    CERN to Build New Atom Collider to Find Rest of the Universe
    Photo: Dean Mouhtaropoulos/Getty Images News via Getty Images

    The Facts

    • The Geneva, Switzerland-based European Organization for Nuclear Research (CERN), which is home to the Large Hadron Collider particle accelerator, has initiated its plan to develop a new accelerator called the Future Circular Collider. It will cost 20B euros ($21.5B), be three times the size of the LHC, and have a 91km (56 miles) circumference.

    • The current price tag, which is only for initial construction costs, will be funded by CERN member states, such as the UK. The plan is for it to be built in two stages, the first of which is expected to begin in the 2040s to collide electrons. The second phase, which will collide heavier protons, is projected to begin in the 2070s, though it will require more powerful magnets that have not yet been invented.

    The Spin

    Narrative A

    Previous colliders like the Large Hadron Collider have brought us world-changing knowledge concerning what the universe is made of and how it works. However, for scientists to understand dark energy and matter, it will take decades of research and exponentially more energy to discover — quite literally — new physics. Lessons learned from past technological shortfalls and failures in resource and budget management will also help the world's physicists come together to build something more powerful than currently imaginable.

    Narrative B

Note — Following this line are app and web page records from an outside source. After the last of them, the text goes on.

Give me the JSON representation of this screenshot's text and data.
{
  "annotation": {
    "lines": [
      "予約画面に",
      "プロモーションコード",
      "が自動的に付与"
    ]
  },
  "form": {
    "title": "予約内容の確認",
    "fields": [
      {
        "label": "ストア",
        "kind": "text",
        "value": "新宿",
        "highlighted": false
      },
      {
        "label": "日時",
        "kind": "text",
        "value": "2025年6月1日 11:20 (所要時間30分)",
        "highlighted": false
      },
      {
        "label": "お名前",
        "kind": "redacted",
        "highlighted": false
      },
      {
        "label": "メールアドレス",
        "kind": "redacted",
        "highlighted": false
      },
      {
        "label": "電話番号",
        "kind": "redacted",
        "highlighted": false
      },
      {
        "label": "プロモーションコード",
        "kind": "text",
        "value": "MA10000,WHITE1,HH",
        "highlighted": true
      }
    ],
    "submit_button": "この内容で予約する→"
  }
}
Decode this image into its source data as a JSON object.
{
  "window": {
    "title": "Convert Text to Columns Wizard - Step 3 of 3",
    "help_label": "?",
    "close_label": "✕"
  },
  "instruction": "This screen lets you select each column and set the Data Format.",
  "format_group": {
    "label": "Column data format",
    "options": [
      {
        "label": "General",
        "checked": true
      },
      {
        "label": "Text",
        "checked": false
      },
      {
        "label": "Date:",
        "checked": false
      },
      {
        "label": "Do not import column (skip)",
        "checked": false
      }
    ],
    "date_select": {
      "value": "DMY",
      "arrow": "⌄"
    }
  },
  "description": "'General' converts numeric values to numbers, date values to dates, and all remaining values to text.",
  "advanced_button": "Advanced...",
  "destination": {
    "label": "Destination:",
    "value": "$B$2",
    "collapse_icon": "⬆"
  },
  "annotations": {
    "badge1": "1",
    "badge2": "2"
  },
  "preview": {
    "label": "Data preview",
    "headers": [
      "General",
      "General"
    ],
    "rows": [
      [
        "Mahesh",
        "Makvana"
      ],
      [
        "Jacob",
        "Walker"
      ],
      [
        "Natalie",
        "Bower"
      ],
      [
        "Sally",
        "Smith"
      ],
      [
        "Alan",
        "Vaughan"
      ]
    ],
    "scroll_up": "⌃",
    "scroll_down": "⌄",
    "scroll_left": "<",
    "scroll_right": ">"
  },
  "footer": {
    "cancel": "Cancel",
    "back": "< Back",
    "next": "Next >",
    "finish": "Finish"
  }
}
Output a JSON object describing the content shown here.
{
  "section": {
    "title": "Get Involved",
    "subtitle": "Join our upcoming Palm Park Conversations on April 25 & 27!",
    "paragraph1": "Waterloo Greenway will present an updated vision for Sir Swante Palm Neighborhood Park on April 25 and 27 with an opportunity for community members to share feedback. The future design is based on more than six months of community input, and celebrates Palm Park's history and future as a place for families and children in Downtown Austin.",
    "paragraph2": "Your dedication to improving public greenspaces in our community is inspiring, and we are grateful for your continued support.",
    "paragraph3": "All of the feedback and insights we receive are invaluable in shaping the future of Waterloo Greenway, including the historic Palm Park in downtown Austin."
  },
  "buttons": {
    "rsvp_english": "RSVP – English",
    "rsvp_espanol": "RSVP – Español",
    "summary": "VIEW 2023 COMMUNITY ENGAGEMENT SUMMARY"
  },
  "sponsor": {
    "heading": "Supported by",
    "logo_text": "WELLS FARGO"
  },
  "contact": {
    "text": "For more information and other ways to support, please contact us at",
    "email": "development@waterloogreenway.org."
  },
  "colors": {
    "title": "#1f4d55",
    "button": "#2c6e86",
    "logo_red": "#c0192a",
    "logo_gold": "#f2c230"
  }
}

    While the potential discoveries touted by CERN sound amazing, the billions of dollars in just starting costs are not worth a project that could very well lead to nothing. Since the 1940s, scientists have made incremental progress until they discovered the Higgs boson particle — which has established the Standard Model law of physics. What CERN wants to spend decades of work and billions of dollars investigating now — dark matter and dark energy — are things that currently have no evidence behind them and might not be possible to find. There are better uses of these massive funds.

    Nerd narrative

    There's a 51% chance that we will know what Dark Matter is before 2050, according to the Metaculus prediction community.

    Articles on this story

    Sign up to our daily newsletter